Building your confidence is just as important as building your resume: As a political canvasser, I encountered and learned to confidently handle a lot of strange situations. Once, I approached the home of a voter only to be greeted by an angry dog who rushed out the door and nearly bit my hand off. Although I did this internship on a whim and it was unrelated to other subsequent pursuits, I cannot think of an experience that has cultivated more courage: the courage to apply for something I was not really qualified before, and the courage to respond to opposition and convince someone to do something they were reluctant to do (i.e. to


The most important skill I cultivated throughout college, is the ability to do things because I love them, not because they’re professionally strategic, and to make them professionally strategic when I need them to be.

Interacting with inspiring peers: Being around such an intellectually and socially diverse community of peers has empowered me to draw creative connections between my different experiences. In my various classes and commitments, I meet peers who are there for many different reasons. Learning about these motivations has helped me to understand the many different ways I can apply what I’ve learned. For example, through working with Christina Tong (CS major ‘17) on Pomona’s academic policies, I’ve learned about and experienced the many parallels between the cross-functional leadership and technical knowledge required to be successful as both the ASPC VP of Academic Affairs and a Product Manager for a big tech company.
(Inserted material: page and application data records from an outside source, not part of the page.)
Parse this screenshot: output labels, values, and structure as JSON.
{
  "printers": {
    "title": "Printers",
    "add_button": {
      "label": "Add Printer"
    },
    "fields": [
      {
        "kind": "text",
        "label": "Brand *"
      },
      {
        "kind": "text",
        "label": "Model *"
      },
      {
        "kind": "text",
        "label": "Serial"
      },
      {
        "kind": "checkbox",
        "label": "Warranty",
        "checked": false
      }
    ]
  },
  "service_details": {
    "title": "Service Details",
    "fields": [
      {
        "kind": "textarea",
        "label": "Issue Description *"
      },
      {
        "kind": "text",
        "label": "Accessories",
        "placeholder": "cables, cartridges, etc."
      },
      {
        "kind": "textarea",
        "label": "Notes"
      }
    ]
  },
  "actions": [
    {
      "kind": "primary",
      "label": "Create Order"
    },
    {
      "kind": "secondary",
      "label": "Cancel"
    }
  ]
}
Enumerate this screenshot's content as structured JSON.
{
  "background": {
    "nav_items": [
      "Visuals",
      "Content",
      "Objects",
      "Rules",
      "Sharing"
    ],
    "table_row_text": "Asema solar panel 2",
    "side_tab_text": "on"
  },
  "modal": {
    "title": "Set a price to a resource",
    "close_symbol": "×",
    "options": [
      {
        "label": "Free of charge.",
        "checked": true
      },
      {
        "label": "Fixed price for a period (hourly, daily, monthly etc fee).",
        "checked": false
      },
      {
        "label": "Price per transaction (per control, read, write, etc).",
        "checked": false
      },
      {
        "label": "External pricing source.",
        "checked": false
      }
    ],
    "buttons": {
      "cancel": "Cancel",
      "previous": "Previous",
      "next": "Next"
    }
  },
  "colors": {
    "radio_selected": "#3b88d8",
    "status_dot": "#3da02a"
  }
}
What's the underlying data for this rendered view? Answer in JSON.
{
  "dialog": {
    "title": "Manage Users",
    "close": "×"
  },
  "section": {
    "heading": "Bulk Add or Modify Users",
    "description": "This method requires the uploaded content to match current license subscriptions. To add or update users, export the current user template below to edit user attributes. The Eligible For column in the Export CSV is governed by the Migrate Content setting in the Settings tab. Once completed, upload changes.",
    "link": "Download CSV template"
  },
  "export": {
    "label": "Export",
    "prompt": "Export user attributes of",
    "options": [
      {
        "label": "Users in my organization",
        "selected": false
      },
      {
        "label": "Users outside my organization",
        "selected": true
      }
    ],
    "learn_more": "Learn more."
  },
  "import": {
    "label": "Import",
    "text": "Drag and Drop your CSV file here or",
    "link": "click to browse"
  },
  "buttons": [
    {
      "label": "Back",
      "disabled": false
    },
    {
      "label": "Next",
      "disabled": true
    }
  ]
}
Immersing myself in different industries: Interviewing for Management Consulting, Software Engineering, and Product Management internships for my junior summer required me to spin my resume in different ways. Speaking with friends in those industries and asking about how they highlighted various experiences helped me to understand how I could connect my experiences with seemingly unrelated opportunities. The more interviews I did, the better I became at crafting different narratives for different purposes. By the end of a long recruiting season, I gained so much confidence knowing that experiences that I pursued out of pure passion could become professionally strategic even if I did not intend for them to be.